The little-known art form from Rajasthan ‘Kaawad bachana’ is an amazing blend of picture painting, singing and narration of mystical tales.
What a paradox it is in the face of reality shows and daily soaps that have invaded our homes, making traditional art forms like drama, Hari Katha more or less redundant; there is yet another belt in this very land of ours, which lives by its ancient culture alone! If India has an identity to boast of, well, it is the sand dunes of Rajasthan where antique crafts, culture and colours call for attention and appreciation.
Totally oblivious to the humungous wave of globalisation that has devoured our urban, and to an extent rural, civilisation, the ‘Kaawad’ a portable sanctum, makes its way through the villages of Jodhpur district entertaining people with its story-tellers.
What is the Kaawad?
The quaint Kaawad resembles a temple structure carved out of wood with many apertures that open like the doors of a temple and get neatly folded up within the layers of one another. The vintage shrine is painted in bright colours with mythological characters that tell a story within the pictures as each door is unfastened. Atop this temple like structure — which also looks like an almirah for those of us who have no inkling of this curio — is placed a painted face of either the Sun god (Surya) or the patron (a landlord or rajah) which is really big when compared to the other pictures painted on the Kaawad. The doors are supposed to lead to chambers of the sanctum and there can be any number of them from ten to 20. The Kaawad can be anywhere around one foot to three feet and is carried around by mobile narrators called Kaawadiya.
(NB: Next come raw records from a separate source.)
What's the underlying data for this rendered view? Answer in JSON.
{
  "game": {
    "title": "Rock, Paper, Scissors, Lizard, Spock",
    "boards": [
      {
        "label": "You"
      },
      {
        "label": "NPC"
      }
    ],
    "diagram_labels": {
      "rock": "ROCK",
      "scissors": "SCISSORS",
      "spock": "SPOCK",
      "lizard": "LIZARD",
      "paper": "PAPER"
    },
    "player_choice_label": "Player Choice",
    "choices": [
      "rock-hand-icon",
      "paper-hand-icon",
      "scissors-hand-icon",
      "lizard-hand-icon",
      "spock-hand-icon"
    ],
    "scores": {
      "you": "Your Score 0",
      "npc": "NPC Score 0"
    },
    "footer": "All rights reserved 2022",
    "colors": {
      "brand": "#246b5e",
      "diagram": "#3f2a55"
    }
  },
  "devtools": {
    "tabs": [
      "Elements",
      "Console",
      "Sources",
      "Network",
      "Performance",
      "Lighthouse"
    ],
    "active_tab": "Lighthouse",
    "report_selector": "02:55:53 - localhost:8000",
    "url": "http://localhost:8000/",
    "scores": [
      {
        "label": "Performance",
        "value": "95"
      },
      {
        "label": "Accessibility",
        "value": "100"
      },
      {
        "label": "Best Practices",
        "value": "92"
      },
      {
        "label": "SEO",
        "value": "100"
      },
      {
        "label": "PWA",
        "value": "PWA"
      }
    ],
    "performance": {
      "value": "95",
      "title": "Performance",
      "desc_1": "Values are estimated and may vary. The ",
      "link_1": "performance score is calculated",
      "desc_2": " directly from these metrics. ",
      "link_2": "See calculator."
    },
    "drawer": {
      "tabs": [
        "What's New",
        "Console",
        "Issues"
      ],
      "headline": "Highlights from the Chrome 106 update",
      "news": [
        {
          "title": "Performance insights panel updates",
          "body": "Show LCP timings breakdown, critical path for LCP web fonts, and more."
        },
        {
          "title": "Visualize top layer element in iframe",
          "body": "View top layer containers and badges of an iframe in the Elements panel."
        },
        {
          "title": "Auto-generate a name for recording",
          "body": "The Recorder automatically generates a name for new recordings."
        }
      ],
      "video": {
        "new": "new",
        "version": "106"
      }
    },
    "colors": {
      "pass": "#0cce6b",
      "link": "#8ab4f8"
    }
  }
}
Part of legacy
“We acquire the skill to present the story tuned to folk raga as a parampara (legacy). We are poor people who earn a living by this and since this doesn’t suffice, we work on our land to make both ends meet,” says Pappu Ram who has just returned from a ‘Kaawad bachana’ (Vachan or story-telling through Kaawad).
How does he tell the story and are there listeners around in these days of television and laptops?
“We are nomadic and the entire family moves into a village where we stay for two to three weeks, sometimes a month, giving performances at nearby villages. We are a troupe of four Kaawadiyas. We narrate the story of Pandavas, Ramayana, the story of mother goddess, story of Thakurji (Krishna), our local deity Bhomiyaji Maharaj and so on. It is mandatory that our opening statement reveal our genealogy and then we launch into the narration which takes hours. Each door of the Kaawad is opened to the audience and the story told as per the scenes on that door. The narration is continued by my teammate just in case I get exhausted. We go from door to door and since we are expected, donation in kind or cash flows as a matter of fact. We don’t beg; we showcase our ancestral art form. The earnings from Kaawad bachana is meager though at times, the chief patron of the area is generous with a lumpsum,” explains an enthusiastic Pappu Ram, of Bhopalgarh hamlet in Jodhpur.
Speaking for his clan which is referred to as ‘Kaawadiya Bhat’, Pappu Ram traces the Kaawadiya ancestry to the mythological character ‘Shravan’ a young boy with blind parents who is accidentally killed by King Dasaratha’s (Ramayana) arrow while he was carrying his parents in a ‘kaawadi’ strung to his shoulder. A curse by the parents who have lost their only support of a son, results in Dasaratha’s separation from his own son Rama. “We are the descendants of Shravan,” he concludes.
Narsi Ram, another Kaawad Bhat says, “We are touring troupes who go out of our native village taking the Kaawad along with us to whoever invites us. Generally we camp at a village and begin story-telling tuned to different raag (folk), collect our earnings and get back. Since we travel by foot, each visit takes a month. And in a year, we are bound to travel two to three times. We begin with an elaboration of the raag, then read our ancestry and dedicate the programme to our hereditary patron, the ‘jajmaan’ and then read the Kaawad. Originally this tradition of story-telling through interpretation of the pictures was on a cloth. Since the cloth paintings get worn and torn with inclement weather conditions, our forefathers shifted to wooden shrines. Carrying these can be irksome but then we get used to the inconvenience. At times we buy the shrines on order from the Suthar but generally they are gifted to us by people,” he details humbly.
Since the Kaavadiyas (storytellers) and their jajmans (hereditary patrons) consider the Kaavad as a sacred shrine, certain rituals are mandatory including donations for the livelihood of the narrator. Essentially a rustic tradition, there is a belief that listening to the stories, while watching the painted pictures purifies the soul and cleanses one of impure thoughts. A synergy exists between the Kaawad maker, the Kaawadiya and the patron which has kept the tradition alive.
The Kaavadiya is nearly a 400 year-old- rustic art form which, like several other oral traditions traces its origin to mythology, Despite the invasion of television into rural homes and computer literacy at the doorstep even at village level, the Kaawad culture is popular still both with the audience as well as the performer. “Though our children are getting educated, we will not give up on this ancient divine art form,” says Pappu Ram with conviction. Here is a confluence of aesthetics of picture painting, singing and narration making for a wholesome treat.